When Charles Paray was a child in middle school he wasn’t sure what he wanted to be when he grew up. He knew he had a strong interest in art and through the encouragement of his art teacher he realized he could fuse art with math and science and become an architect.

Today, Paray is an architect with the U.S. Army Corps of Engineers, New York District. Like his teacher from years ago, he recently informed students that they too can discover many different careers in the sciences and that the Army Corps is one place where many of these professions can be found.

Paray talked with seventh grade science classes at the West Point Middle School located at the West Point Military Academy in West Point, New York. The school serves the children of service members at the academy.

He went as a volunteer for the District’s STEM Program (Science, Technology, Engineering and Math). “The goal of this program is to inspire young girls and boys to pursue careers in science, technology, engineering and mathematics,” said Jean Lau, equal employment opportunity office (EEO) specialist and STEM outreach coordinator with the U.S. Army Corps of Engineers, New York District.
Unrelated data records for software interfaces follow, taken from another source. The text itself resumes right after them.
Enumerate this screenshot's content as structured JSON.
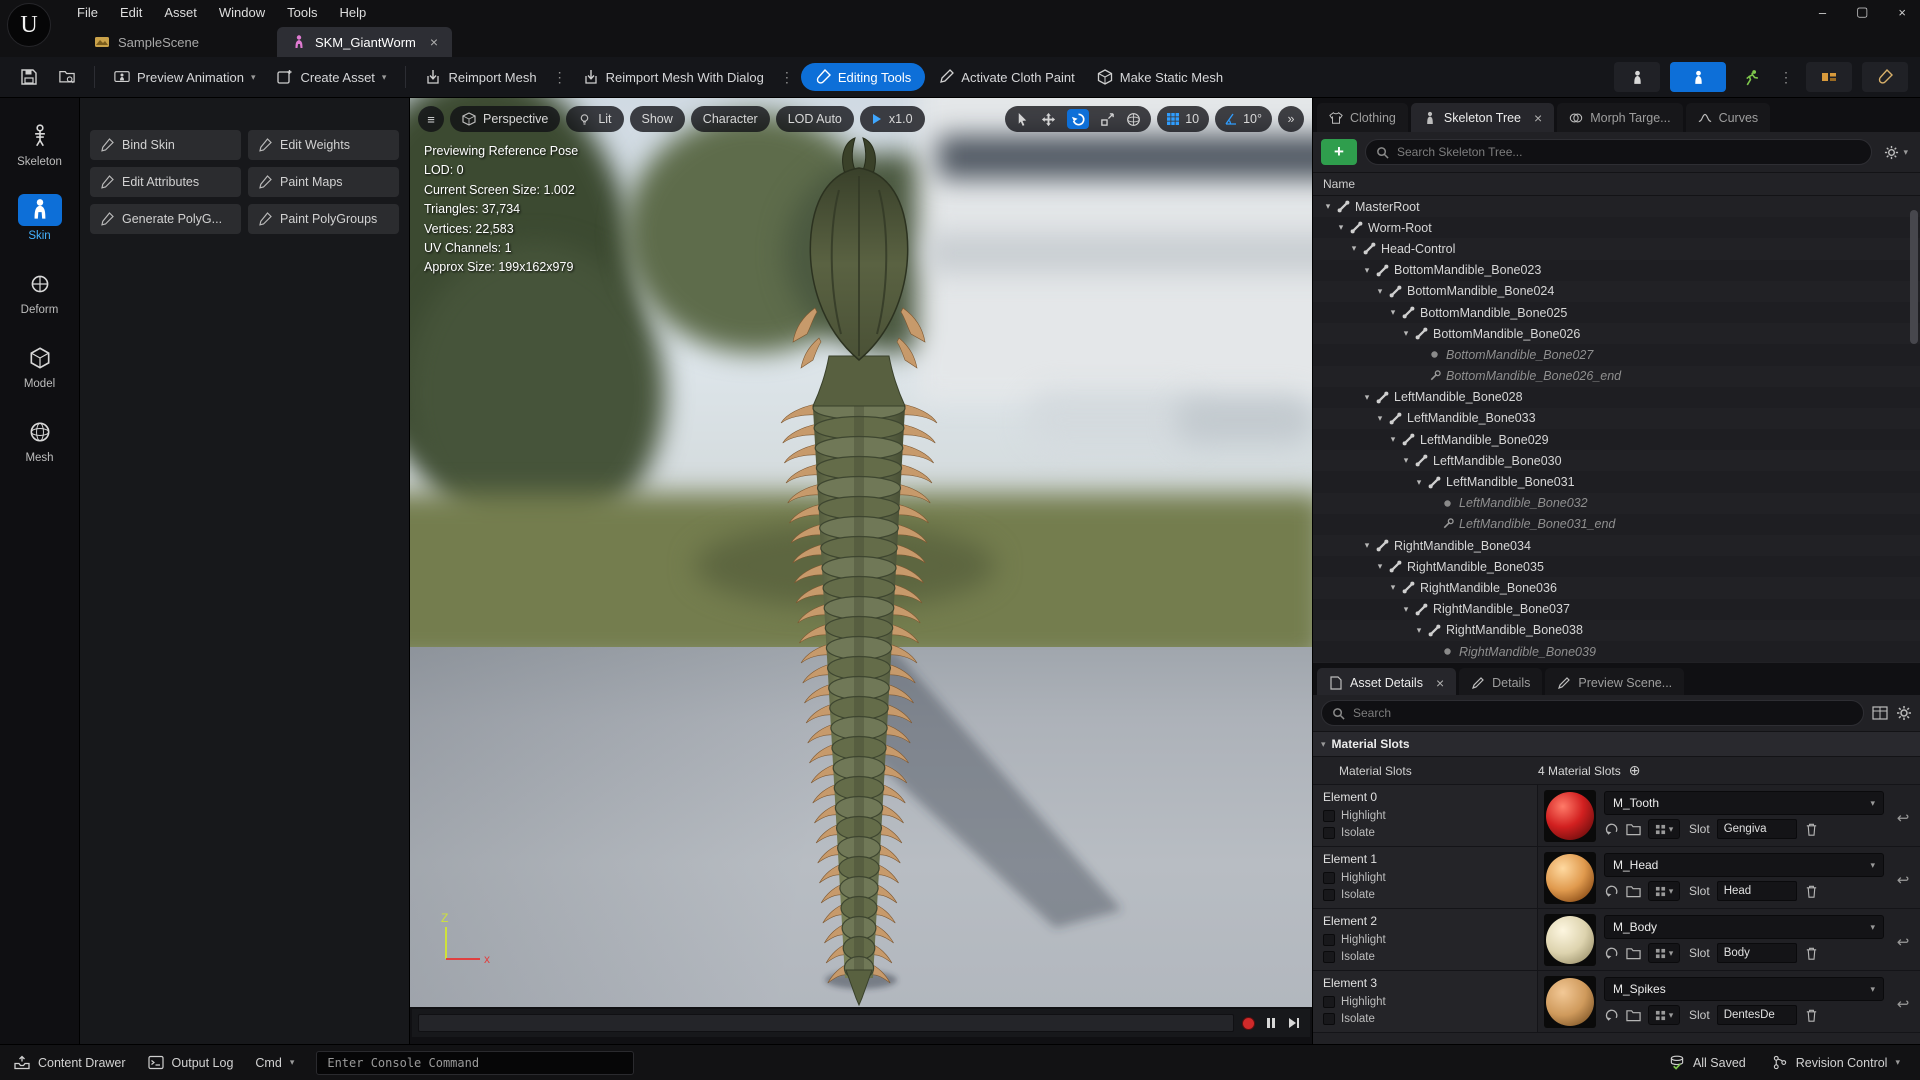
{
  "menu": {
    "items": [
      "File",
      "Edit",
      "Asset",
      "Window",
      "Tools",
      "Help"
    ]
  },
  "window_controls": {
    "minimize": "–",
    "maximize": "▢",
    "close": "×"
  },
  "tabs": [
    {
      "label": "SampleScene",
      "active": false,
      "icon": "level-icon",
      "closable": false
    },
    {
      "label": "SKM_GiantWorm",
      "active": true,
      "icon": "skeletal-mesh-icon",
      "closable": true
    }
  ],
  "toolbar": {
    "preview_animation": "Preview Animation",
    "create_asset": "Create Asset",
    "reimport_mesh": "Reimport Mesh",
    "reimport_mesh_with_dialog": "Reimport Mesh With Dialog",
    "editing_tools": "Editing Tools",
    "activate_cloth_paint": "Activate Cloth Paint",
    "make_static_mesh": "Make Static Mesh"
  },
  "left_rail": [
    {
      "label": "Skeleton",
      "active": false
    },
    {
      "label": "Skin",
      "active": true
    },
    {
      "label": "Deform",
      "active": false
    },
    {
      "label": "Model",
      "active": false
    },
    {
      "label": "Mesh",
      "active": false
    }
  ],
  "tools_panel": [
    "Bind Skin",
    "Edit Weights",
    "Edit Attributes",
    "Paint Maps",
    "Generate PolyG...",
    "Paint PolyGroups"
  ],
  "viewport": {
    "toolbar": {
      "menu": "≡",
      "perspective": "Perspective",
      "lit": "Lit",
      "show": "Show",
      "character": "Character",
      "lod": "LOD Auto",
      "speed": "x1.0",
      "grid_snap": "10",
      "angle_snap": "10°",
      "more": "»"
    },
    "stats": [
      "Previewing Reference Pose",
      "LOD: 0",
      "Current Screen Size: 1.002",
      "Triangles: 37,734",
      "Vertices: 22,583",
      "UV Channels: 1",
      "Approx Size: 199x162x979"
    ],
    "axis": {
      "up": "Z",
      "right": "x"
    }
  },
  "skeleton_panel": {
    "tabs": [
      {
        "label": "Clothing",
        "active": false
      },
      {
        "label": "Skeleton Tree",
        "active": true,
        "closable": true
      },
      {
        "label": "Morph Targe...",
        "active": false
      },
      {
        "label": "Curves",
        "active": false
      }
    ],
    "search_placeholder": "Search Skeleton Tree...",
    "column_header": "Name",
    "rows": [
      {
        "label": "MasterRoot",
        "indent": 0,
        "icon": "bone",
        "caret": true
      },
      {
        "label": "Worm-Root",
        "indent": 1,
        "icon": "bone",
        "caret": true
      },
      {
        "label": "Head-Control",
        "indent": 2,
        "icon": "bone",
        "caret": true
      },
      {
        "label": "BottomMandible_Bone023",
        "indent": 3,
        "icon": "bone",
        "caret": true
      },
      {
        "label": "BottomMandible_Bone024",
        "indent": 4,
        "icon": "bone",
        "caret": true
      },
      {
        "label": "BottomMandible_Bone025",
        "indent": 5,
        "icon": "bone",
        "caret": true
      },
      {
        "label": "BottomMandible_Bone026",
        "indent": 6,
        "icon": "bone",
        "caret": true
      },
      {
        "label": "BottomMandible_Bone027",
        "indent": 7,
        "icon": "dot",
        "dim": true
      },
      {
        "label": "BottomMandible_Bone026_end",
        "indent": 7,
        "icon": "end",
        "dim": true
      },
      {
        "label": "LeftMandible_Bone028",
        "indent": 3,
        "icon": "bone",
        "caret": true
      },
      {
        "label": "LeftMandible_Bone033",
        "indent": 4,
        "icon": "bone",
        "caret": true
      },
      {
        "label": "LeftMandible_Bone029",
        "indent": 5,
        "icon": "bone",
        "caret": true
      },
      {
        "label": "LeftMandible_Bone030",
        "indent": 6,
        "icon": "bone",
        "caret": true
      },
      {
        "label": "LeftMandible_Bone031",
        "indent": 7,
        "icon": "bone",
        "caret": true
      },
      {
        "label": "LeftMandible_Bone032",
        "indent": 8,
        "icon": "dot",
        "dim": true
      },
      {
        "label": "LeftMandible_Bone031_end",
        "indent": 8,
        "icon": "end",
        "dim": true
      },
      {
        "label": "RightMandible_Bone034",
        "indent": 3,
        "icon": "bone",
        "caret": true
      },
      {
        "label": "RightMandible_Bone035",
        "indent": 4,
        "icon": "bone",
        "caret": true
      },
      {
        "label": "RightMandible_Bone036",
        "indent": 5,
        "icon": "bone",
        "caret": true
      },
      {
        "label": "RightMandible_Bone037",
        "indent": 6,
        "icon": "bone",
        "caret": true
      },
      {
        "label": "RightMandible_Bone038",
        "indent": 7,
        "icon": "bone",
        "caret": true
      },
      {
        "label": "RightMandible_Bone039",
        "indent": 8,
        "icon": "dot",
        "dim": true
      }
    ]
  },
  "details_panel": {
    "tabs": [
      {
        "label": "Asset Details",
        "active": true,
        "closable": true
      },
      {
        "label": "Details",
        "active": false
      },
      {
        "label": "Preview Scene...",
        "active": false
      }
    ],
    "search_placeholder": "Search",
    "section_header": "Material Slots",
    "slots_label": "Material Slots",
    "slots_count": "4 Material Slots",
    "slot_label": "Slot",
    "checkbox_labels": {
      "highlight": "Highlight",
      "isolate": "Isolate"
    },
    "elements": [
      {
        "name": "Element 0",
        "material": "M_Tooth",
        "slot": "Gengiva",
        "thumb": "tooth"
      },
      {
        "name": "Element 1",
        "material": "M_Head",
        "slot": "Head",
        "thumb": "head"
      },
      {
        "name": "Element 2",
        "material": "M_Body",
        "slot": "Body",
        "thumb": "body"
      },
      {
        "name": "Element 3",
        "material": "M_Spikes",
        "slot": "DentesDe",
        "thumb": "spikes"
      }
    ]
  },
  "status_bar": {
    "content_drawer": "Content Drawer",
    "output_log": "Output Log",
    "cmd": "Cmd",
    "console_placeholder": "Enter Console Command",
    "all_saved": "All Saved",
    "revision_control": "Revision Control"
  },
  "colors": {
    "accent_blue": "#0d6fd8",
    "active_text_blue": "#44b2ff",
    "snap_blue": "#2f9dff",
    "add_green": "#2f9e4d",
    "record_red": "#d02a2a"
  }
}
The classes viewed a video about the Army Corps and the different types of science and math related professionals the agency employs, including biologists, civil engineers, financial managers and architects like Paray.

Paray then educated the students on what he does as an architect for the Army Corps. He said, “Architecture is not just pretty pictures and drawings. There is a lot of math and science that goes into it.”
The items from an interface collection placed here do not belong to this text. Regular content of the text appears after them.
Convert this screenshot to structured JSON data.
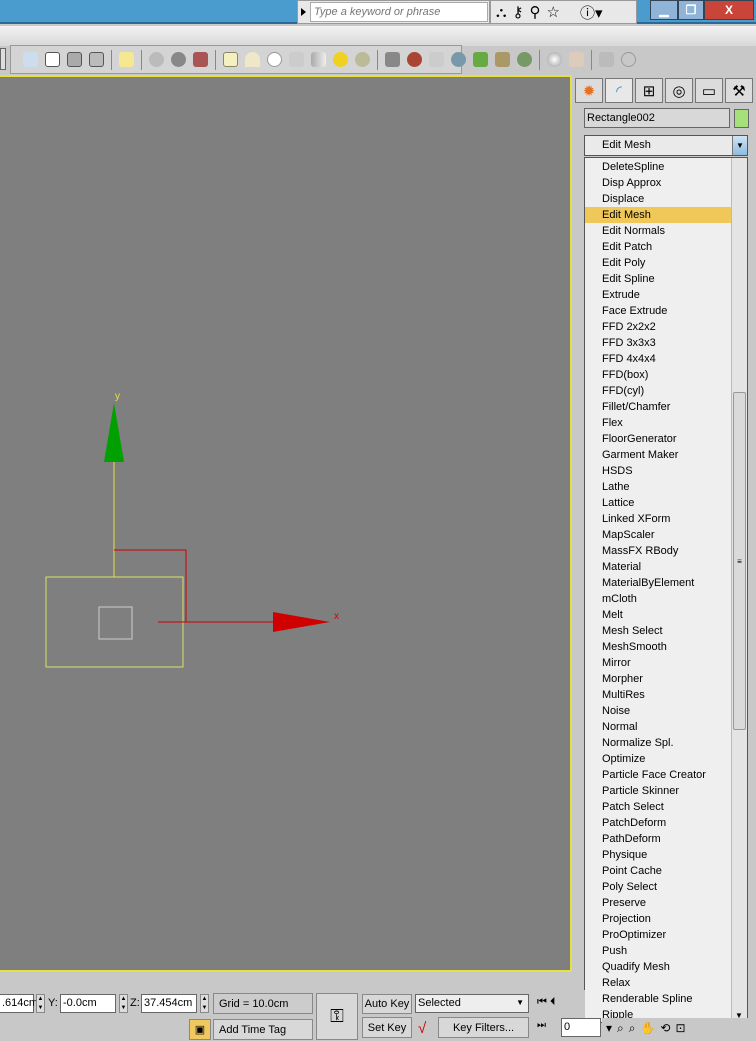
{
  "search": {
    "placeholder": "Type a keyword or phrase",
    "icons": [
      "binoculars-icon",
      "key-icon",
      "satellite-icon",
      "star-icon",
      "help-icon"
    ]
  },
  "window": {
    "minimize": "▁",
    "restore": "❐",
    "close": "X"
  },
  "command_panel": {
    "tabs": [
      "create",
      "modify",
      "hierarchy",
      "motion",
      "display",
      "utilities"
    ],
    "object_name": "Rectangle002",
    "object_color": "#a6e07a",
    "modifier_list_value": "Edit Mesh",
    "modifier_list_items": [
      "DeleteSpline",
      "Disp Approx",
      "Displace",
      "Edit Mesh",
      "Edit Normals",
      "Edit Patch",
      "Edit Poly",
      "Edit Spline",
      "Extrude",
      "Face Extrude",
      "FFD 2x2x2",
      "FFD 3x3x3",
      "FFD 4x4x4",
      "FFD(box)",
      "FFD(cyl)",
      "Fillet/Chamfer",
      "Flex",
      "FloorGenerator",
      "Garment Maker",
      "HSDS",
      "Lathe",
      "Lattice",
      "Linked XForm",
      "MapScaler",
      "MassFX RBody",
      "Material",
      "MaterialByElement",
      "mCloth",
      "Melt",
      "Mesh Select",
      "MeshSmooth",
      "Mirror",
      "Morpher",
      "MultiRes",
      "Noise",
      "Normal",
      "Normalize Spl.",
      "Optimize",
      "Particle Face Creator",
      "Particle Skinner",
      "Patch Select",
      "PatchDeform",
      "PathDeform",
      "Physique",
      "Point Cache",
      "Poly Select",
      "Preserve",
      "Projection",
      "ProOptimizer",
      "Push",
      "Quadify Mesh",
      "Relax",
      "Renderable Spline",
      "Ripple"
    ],
    "selected_index": 3
  },
  "viewport": {
    "axis_x": "x",
    "axis_y": "y"
  },
  "status": {
    "x_value": ".614cm",
    "y_label": "Y:",
    "y_value": "-0.0cm",
    "z_label": "Z:",
    "z_value": "37.454cm",
    "grid": "Grid = 10.0cm",
    "add_time_tag": "Add Time Tag",
    "auto_key": "Auto Key",
    "set_key": "Set Key",
    "selected": "Selected",
    "key_filters": "Key Filters...",
    "frame": "0"
  }
}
He took them through the steps he takes to design projects to get them ready for construction. This includes using old tools - like protractors and pencils - and new tools - like computer programs such as CADD (Computer Aided Design and Drafting) and BIM (Building Information Modeling). Paray is also a CADD/BIM Manager for the Design Branch of the district.

He uses these tools to create plans and renderings - drawings of what the completed project will look like. He told the students that he has worked on many of the buildings that are around them here on the West Point Campus, including the New Cadet Barracks that is under construction and was recently toured by the students.
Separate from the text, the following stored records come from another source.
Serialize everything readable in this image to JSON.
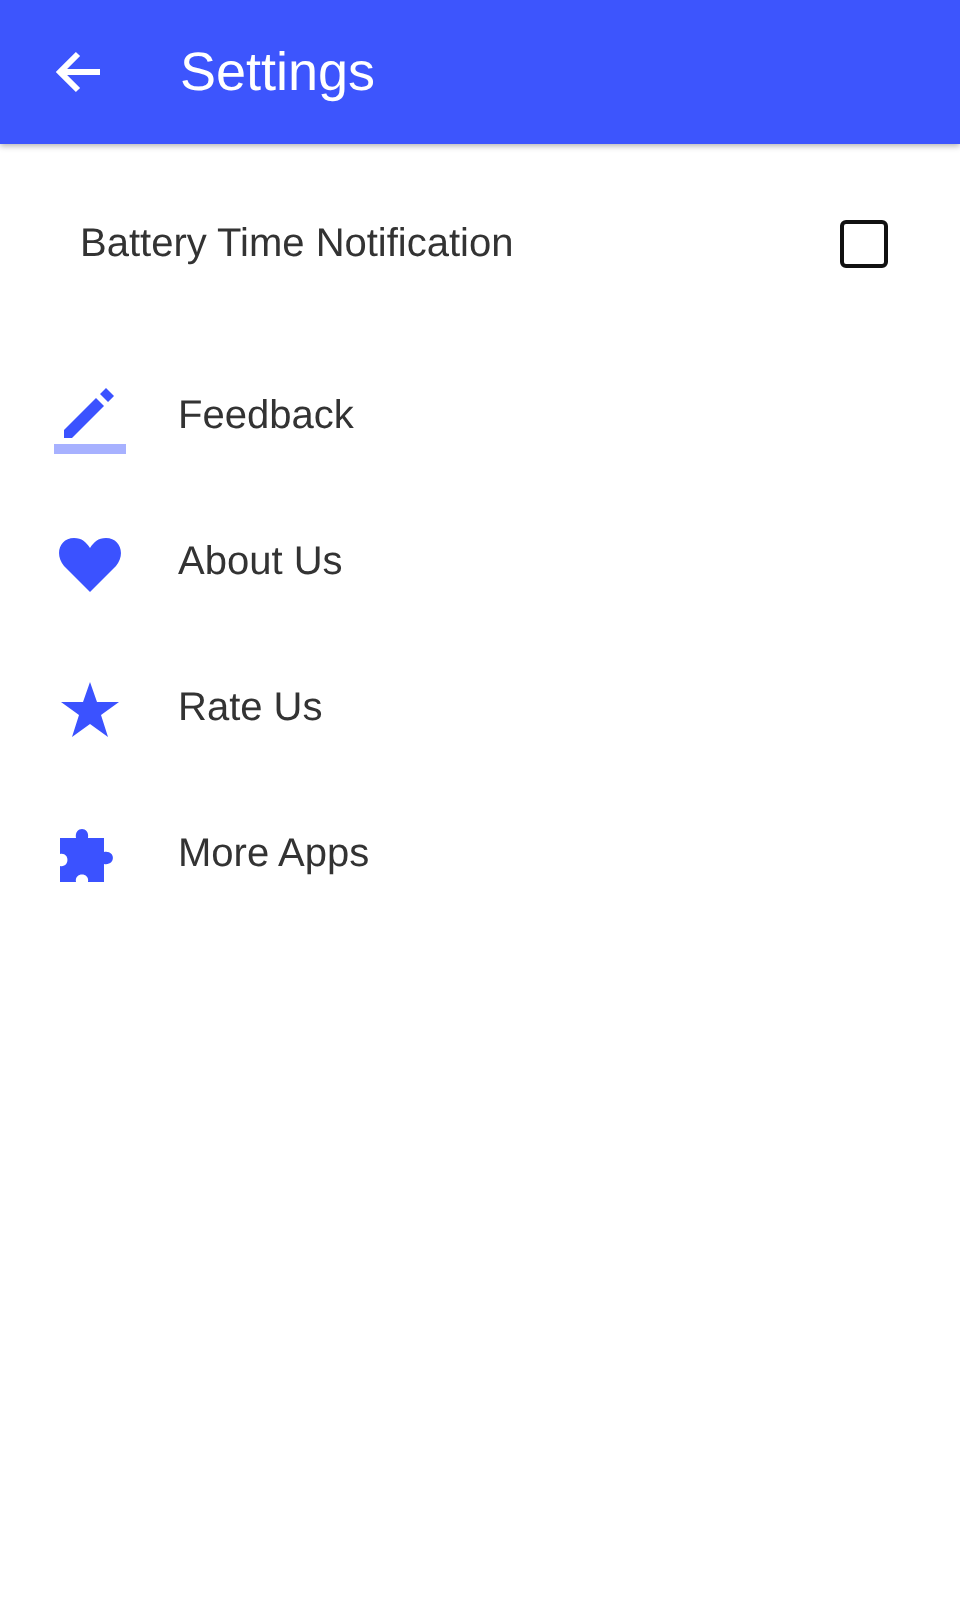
{
  "app_bar": {
    "title": "Settings"
  },
  "notification": {
    "label": "Battery Time Notification",
    "checked": false
  },
  "items": [
    {
      "label": "Feedback",
      "kind": "pencil"
    },
    {
      "label": "About Us",
      "kind": "heart"
    },
    {
      "label": "Rate Us",
      "kind": "star"
    },
    {
      "label": "More Apps",
      "kind": "puzzle"
    }
  ]
}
In fact, the New Cadet Barracks was one of Paray’s first design projects with the Army Corps. After working as an architect in private industry for 20 years, he joined the Corps five years ago and the barracks was assigned to him.

Following this discussion, Paray learned that the students were recently assigned a project called – “Beat the Flood,” where they have to construct a structure that can withstand a flood. To do this they have to take various things into consideration including design criteria, materials, sustainability, size, construction method, environmental issues and costs.

Paray told the students that the Army Corps also has projects that must be flood proof and must meet the same criteria, especially after our experience with Super Storm Sandy.

He talked about one of these projects – the reconstruction of the Caven Point Marine Terminal, where the Army Corps keeps and maintains its vessels. The structure was completely destroyed by Super Storm Sandy and the agency has recently completed designs to reconstruct it to withstand future flooding. The new structure will be a state-of-the art, energy efficiency structure, expected to be completed in 2016.

The students were inquisitive and had great questions for Paray including – “How do you know how long a project will take to complete” and “Did you ever realize that you made a mistake after the project was completed?”

Paray wrapped up the discussion by showing the students a 3D visualization that takes viewers on a virtual “video game like” tour of what the New Cadet Barracks will look like when it’s completed. He added, “It took many hours of hard work from many architects and engineers to get a project like this to this point.”

The Equal Employment Opportunity Office holds STEM events throughout the year and they need volunteers – If interested, stop by their office.

Science Technology Engineering and Math STEM